Charlton, M., & Fotheringham, A. S. (2009). Geographically Weighted Regression (White Paper). National University of Ireland Maynooth. Maynooth, Ireland: National Center for Geocomputation.

PAWNVCP. (2013). Pennsylvania's West Nile Virus Control Program.
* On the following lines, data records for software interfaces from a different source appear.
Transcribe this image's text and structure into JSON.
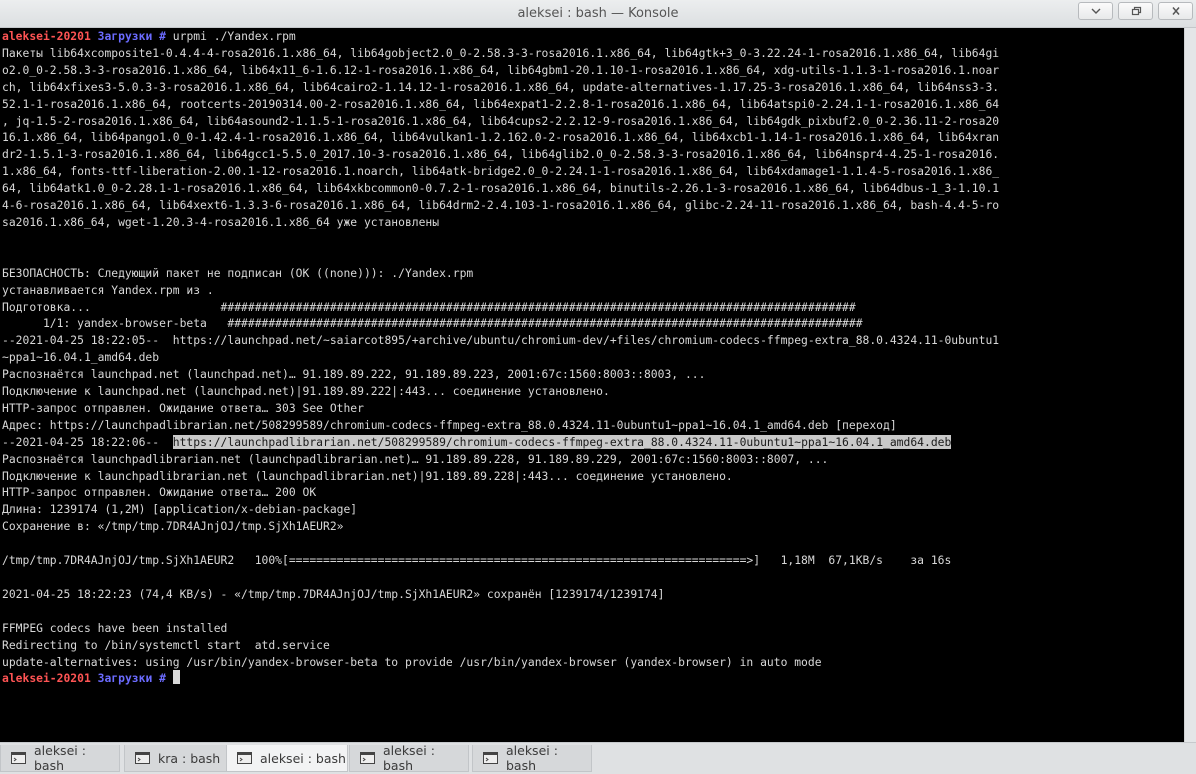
{
  "window": {
    "title": "aleksei : bash — Konsole"
  },
  "tabs": [
    {
      "label": "aleksei : bash"
    },
    {
      "label": "kra : bash"
    },
    {
      "label": "aleksei : bash"
    },
    {
      "label": "aleksei : bash"
    },
    {
      "label": "aleksei : bash"
    }
  ],
  "prompt": {
    "user_host": "aleksei-20201",
    "dir": "Загрузки",
    "symbol": "#"
  },
  "command": " urpmi ./Yandex.rpm",
  "output_block_1": "Пакеты lib64xcomposite1-0.4.4-4-rosa2016.1.x86_64, lib64gobject2.0_0-2.58.3-3-rosa2016.1.x86_64, lib64gtk+3_0-3.22.24-1-rosa2016.1.x86_64, lib64gi\no2.0_0-2.58.3-3-rosa2016.1.x86_64, lib64x11_6-1.6.12-1-rosa2016.1.x86_64, lib64gbm1-20.1.10-1-rosa2016.1.x86_64, xdg-utils-1.1.3-1-rosa2016.1.noar\nch, lib64xfixes3-5.0.3-3-rosa2016.1.x86_64, lib64cairo2-1.14.12-1-rosa2016.1.x86_64, update-alternatives-1.17.25-3-rosa2016.1.x86_64, lib64nss3-3.\n52.1-1-rosa2016.1.x86_64, rootcerts-20190314.00-2-rosa2016.1.x86_64, lib64expat1-2.2.8-1-rosa2016.1.x86_64, lib64atspi0-2.24.1-1-rosa2016.1.x86_64\n, jq-1.5-2-rosa2016.1.x86_64, lib64asound2-1.1.5-1-rosa2016.1.x86_64, lib64cups2-2.2.12-9-rosa2016.1.x86_64, lib64gdk_pixbuf2.0_0-2.36.11-2-rosa20\n16.1.x86_64, lib64pango1.0_0-1.42.4-1-rosa2016.1.x86_64, lib64vulkan1-1.2.162.0-2-rosa2016.1.x86_64, lib64xcb1-1.14-1-rosa2016.1.x86_64, lib64xran\ndr2-1.5.1-3-rosa2016.1.x86_64, lib64gcc1-5.5.0_2017.10-3-rosa2016.1.x86_64, lib64glib2.0_0-2.58.3-3-rosa2016.1.x86_64, lib64nspr4-4.25-1-rosa2016.\n1.x86_64, fonts-ttf-liberation-2.00.1-12-rosa2016.1.noarch, lib64atk-bridge2.0_0-2.24.1-1-rosa2016.1.x86_64, lib64xdamage1-1.1.4-5-rosa2016.1.x86_\n64, lib64atk1.0_0-2.28.1-1-rosa2016.1.x86_64, lib64xkbcommon0-0.7.2-1-rosa2016.1.x86_64, binutils-2.26.1-3-rosa2016.1.x86_64, lib64dbus-1_3-1.10.1\n4-6-rosa2016.1.x86_64, lib64xext6-1.3.3-6-rosa2016.1.x86_64, lib64drm2-2.4.103-1-rosa2016.1.x86_64, glibc-2.24-11-rosa2016.1.x86_64, bash-4.4-5-ro\nsa2016.1.x86_64, wget-1.20.3-4-rosa2016.1.x86_64 уже установлены\n\n\nБЕЗОПАСНОСТЬ: Следующий пакет не подписан (OK ((none))): ./Yandex.rpm\nустанавливается Yandex.rpm из .\nПодготовка...                   #############################################################################################\n      1/1: yandex-browser-beta   #############################################################################################\n--2021-04-25 18:22:05--  https://launchpad.net/~saiarcot895/+archive/ubuntu/chromium-dev/+files/chromium-codecs-ffmpeg-extra_88.0.4324.11-0ubuntu1\n~ppa1~16.04.1_amd64.deb\nРаспознаётся launchpad.net (launchpad.net)… 91.189.89.222, 91.189.89.223, 2001:67c:1560:8003::8003, ...\nПодключение к launchpad.net (launchpad.net)|91.189.89.222|:443... соединение установлено.\nHTTP-запрос отправлен. Ожидание ответа… 303 See Other\nАдрес: https://launchpadlibrarian.net/508299589/chromium-codecs-ffmpeg-extra_88.0.4324.11-0ubuntu1~ppa1~16.04.1_amd64.deb [переход]",
  "redirect_prefix": "--2021-04-25 18:22:06--  ",
  "selected_url": "https://launchpadlibrarian.net/508299589/chromium-codecs-ffmpeg-extra_88.0.4324.11-0ubuntu1~ppa1~16.04.1_amd64.deb",
  "output_block_2": "Распознаётся launchpadlibrarian.net (launchpadlibrarian.net)… 91.189.89.228, 91.189.89.229, 2001:67c:1560:8003::8007, ...\nПодключение к launchpadlibrarian.net (launchpadlibrarian.net)|91.189.89.228|:443... соединение установлено.\nHTTP-запрос отправлен. Ожидание ответа… 200 OK\nДлина: 1239174 (1,2M) [application/x-debian-package]\nСохранение в: «/tmp/tmp.7DR4AJnjOJ/tmp.SjXh1AEUR2»\n\n/tmp/tmp.7DR4AJnjOJ/tmp.SjXh1AEUR2   100%[===================================================================>]   1,18M  67,1KB/s    за 16s\n\n2021-04-25 18:22:23 (74,4 KB/s) - «/tmp/tmp.7DR4AJnjOJ/tmp.SjXh1AEUR2» сохранён [1239174/1239174]\n\nFFMPEG codecs have been installed\nRedirecting to /bin/systemctl start  atd.service\nupdate-alternatives: using /usr/bin/yandex-browser-beta to provide /usr/bin/yandex-browser (yandex-browser) in auto mode"
}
Retrieved May 18, 2013, from http://www.westnile.state.pa.us/index.html

Reisen, W. K., Fang, Y., & Martinez, V. M. (2006). Effects of temperature on the transmission of West Nile virus by Culex tarsalis (Diptera:Culicidae). Journal of Medical Entomology, 43 (2), 309-317.

slide36

Selected References

Department of

Geography

College of Earth and Mineral Sciences

Reisen, W. K., Thiemann, T., Barker, C. M., Lu, H., Carroll, B., Fang, Y., et al. (2010). Effects of warm winter temperature on the abundance and gonotrophic activity of Culex (Diptera:Culicidae) in California. Journal of Medical Entomology, 47 (2), 230-237.

Ruiz, M. O., Tedesco, C., McTighe, T. J., Austin, C., & Kitron, U. (2004). Environmental and social determinants of human risk during a West Nile virus outbreak in the greater Chicago area, 2002. International Journal of Health Geographics, 3 (8).

Kilpatrick, A. M. (2011). Globalization, Land Use, and the Invasion of West Nile Virus. Science, 334, 323-327.

Kilpatrick, A. M., Daszak, P., Jones, M. J., Peter, P. M., & Kramer, L. D. (2006). Host heterogeneity dominates West Nile virus transmission. Proc Biol Sci, 273, 2327-2333.

Kilpatrick, A. M., Fornseca, D. M., Ebel, G. D., Reddy, M. R., & Kramer, L. D. (2010). Spatial and temporal variation in vector competence of Culex pipiens and Culex restuans mosquitoes for West Nile virus. Am J Trop Med Hyg, 83 (3), 607-613.

Kilpatrick, A. M., Meola, M. A., Robin, M. M., & Kramer, L. D. (2008). Temperature, viral genetics, and the transmission of West Nile virus by Culex pipiens mosquitoes. Plos Pathogens, 4 (6).

Chaves, L. F., Hamer, G. L., Walker, E. D., Brown, W. M., Ruiz, M. O., & Kitron, U. D. (2011). Climatic variability and landscape heterogeneity impact urban mosquito diversity and vector abundance and infection. Ecosphere, 2 (6).

slide37

Acknowledgements

Department of

Geography

College of Earth and Mineral Sciences

Dr. Justine Blanford

Michael Hutchinson - PA West Nile Virus Control Program

Andrew Kyle - PA West Nile Virus Control Program

James Haefner - PA West Nile Virus Control Program

Matt Helwig - PA West Nile Virus Control Program

Dr. Doug Miller

Beth King

slide38

Questions

Department of

Geography

College of Earth and Mineral Sciences